BEGIN

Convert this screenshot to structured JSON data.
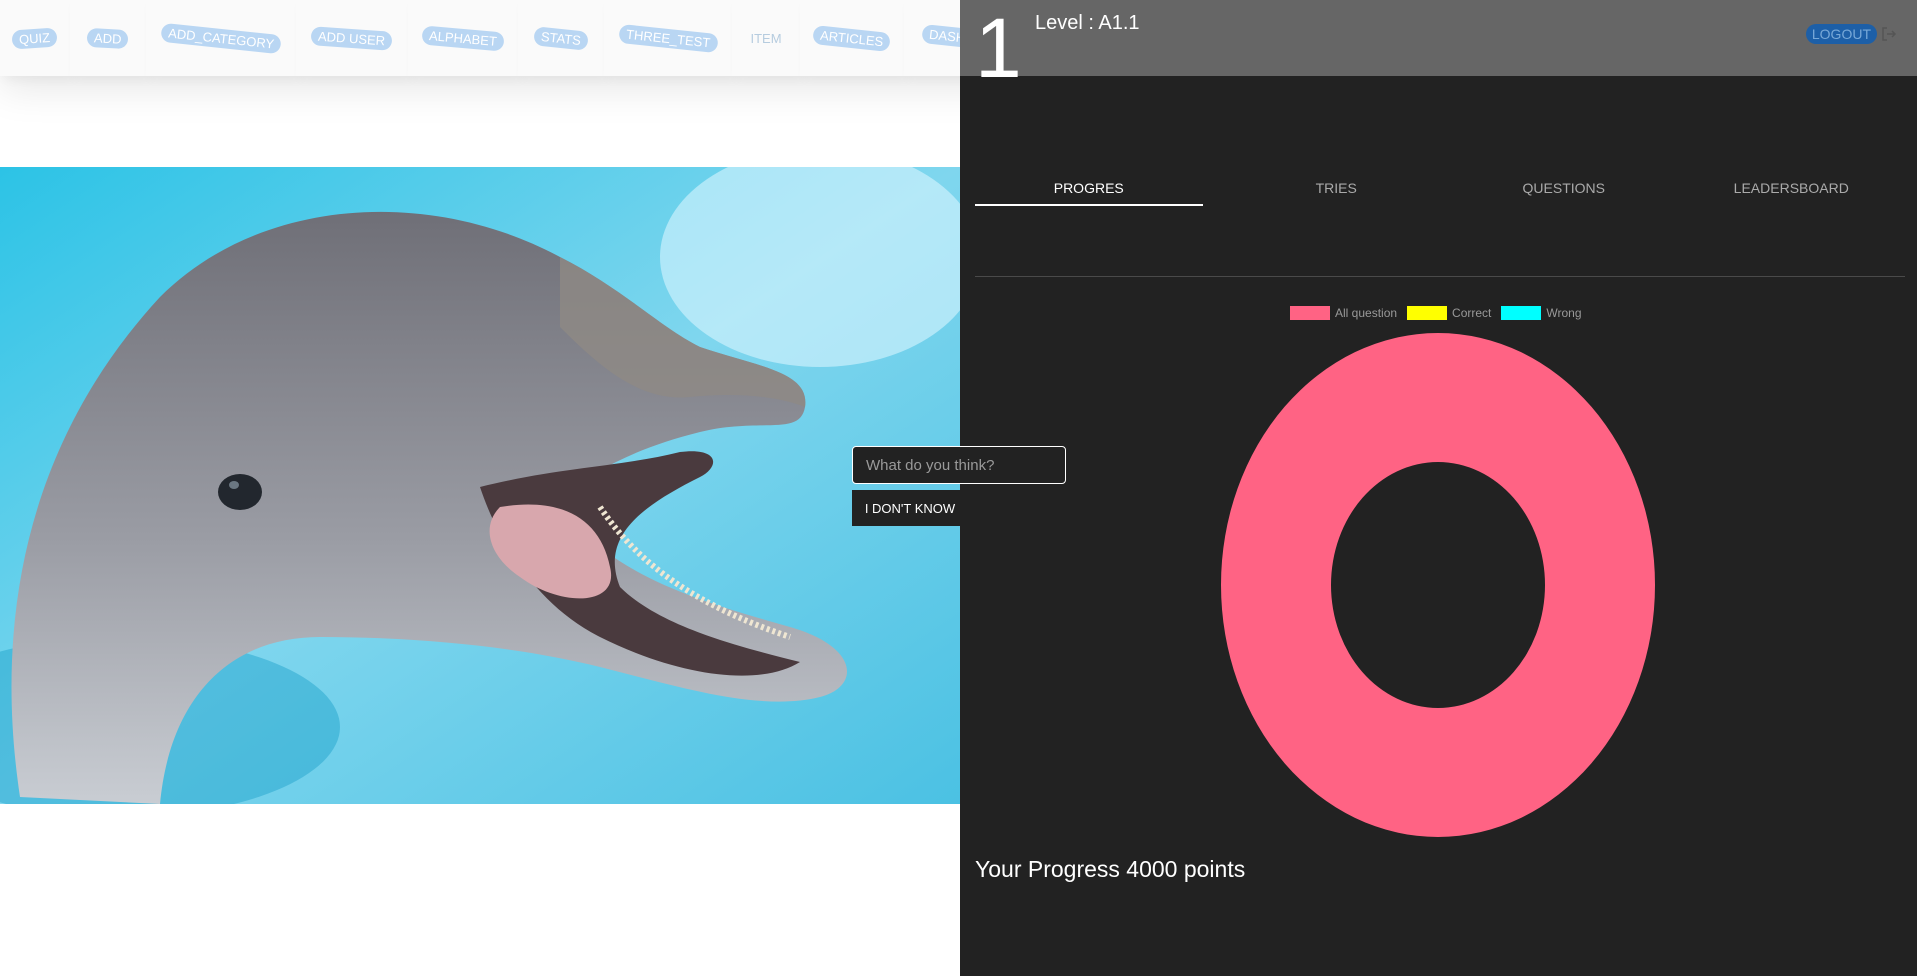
{
  "nav": {
    "items": [
      {
        "label": "QUIZ",
        "style": "pill"
      },
      {
        "label": "ADD",
        "style": "pill"
      },
      {
        "label": "ADD_CATEGORY",
        "style": "pill"
      },
      {
        "label": "ADD USER",
        "style": "pill"
      },
      {
        "label": "ALPHABET",
        "style": "pill"
      },
      {
        "label": "STATS",
        "style": "pill"
      },
      {
        "label": "THREE_TEST",
        "style": "pill"
      },
      {
        "label": "ITEM",
        "style": "plain"
      },
      {
        "label": "ARTICLES",
        "style": "pill"
      },
      {
        "label": "DASHBOARD",
        "style": "pill"
      }
    ]
  },
  "header": {
    "big_number": "1",
    "level_text": "Level : A1.1",
    "logout_label": "LOGOUT",
    "logout_icon": "logout-icon"
  },
  "tabs": [
    {
      "label": "PROGRES",
      "active": true
    },
    {
      "label": "TRIES",
      "active": false
    },
    {
      "label": "QUESTIONS",
      "active": false
    },
    {
      "label": "LEADERSBOARD",
      "active": false
    }
  ],
  "question": {
    "image": "dolphin-photo",
    "answer_placeholder": "What do you think?",
    "answer_value": "",
    "dont_know_label": "I DON'T KNOW"
  },
  "chart_data": {
    "type": "pie",
    "variant": "doughnut",
    "labels": [
      "All question",
      "Correct",
      "Wrong"
    ],
    "values": [
      1,
      0,
      0
    ],
    "colors": [
      "#ff6384",
      "#ffff00",
      "#00ffff"
    ],
    "legend_position": "top"
  },
  "progress_text": "Your Progress 4000 points",
  "colors": {
    "panel_bg": "#222222",
    "header_bg": "#666666",
    "nav_pill": "#b9d6f3",
    "logout_pill": "#1d5fa7"
  }
}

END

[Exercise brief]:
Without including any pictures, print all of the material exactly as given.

[Answer box]:
Convert this screenshot to structured JSON data.
{
  "nav": {
    "items": [
      {
        "label": "QUIZ",
        "style": "pill"
      },
      {
        "label": "ADD",
        "style": "pill"
      },
      {
        "label": "ADD_CATEGORY",
        "style": "pill"
      },
      {
        "label": "ADD USER",
        "style": "pill"
      },
      {
        "label": "ALPHABET",
        "style": "pill"
      },
      {
        "label": "STATS",
        "style": "pill"
      },
      {
        "label": "THREE_TEST",
        "style": "pill"
      },
      {
        "label": "ITEM",
        "style": "plain"
      },
      {
        "label": "ARTICLES",
        "style": "pill"
      },
      {
        "label": "DASHBOARD",
        "style": "pill"
      }
    ]
  },
  "header": {
    "big_number": "1",
    "level_text": "Level : A1.1",
    "logout_label": "LOGOUT",
    "logout_icon": "logout-icon"
  },
  "tabs": [
    {
      "label": "PROGRES",
      "active": true
    },
    {
      "label": "TRIES",
      "active": false
    },
    {
      "label": "QUESTIONS",
      "active": false
    },
    {
      "label": "LEADERSBOARD",
      "active": false
    }
  ],
  "question": {
    "image": "dolphin-photo",
    "answer_placeholder": "What do you think?",
    "answer_value": "",
    "dont_know_label": "I DON'T KNOW"
  },
  "chart_data": {
    "type": "pie",
    "variant": "doughnut",
    "labels": [
      "All question",
      "Correct",
      "Wrong"
    ],
    "values": [
      1,
      0,
      0
    ],
    "colors": [
      "#ff6384",
      "#ffff00",
      "#00ffff"
    ],
    "legend_position": "top"
  },
  "progress_text": "Your Progress 4000 points",
  "colors": {
    "panel_bg": "#222222",
    "header_bg": "#666666",
    "nav_pill": "#b9d6f3",
    "logout_pill": "#1d5fa7"
  }
}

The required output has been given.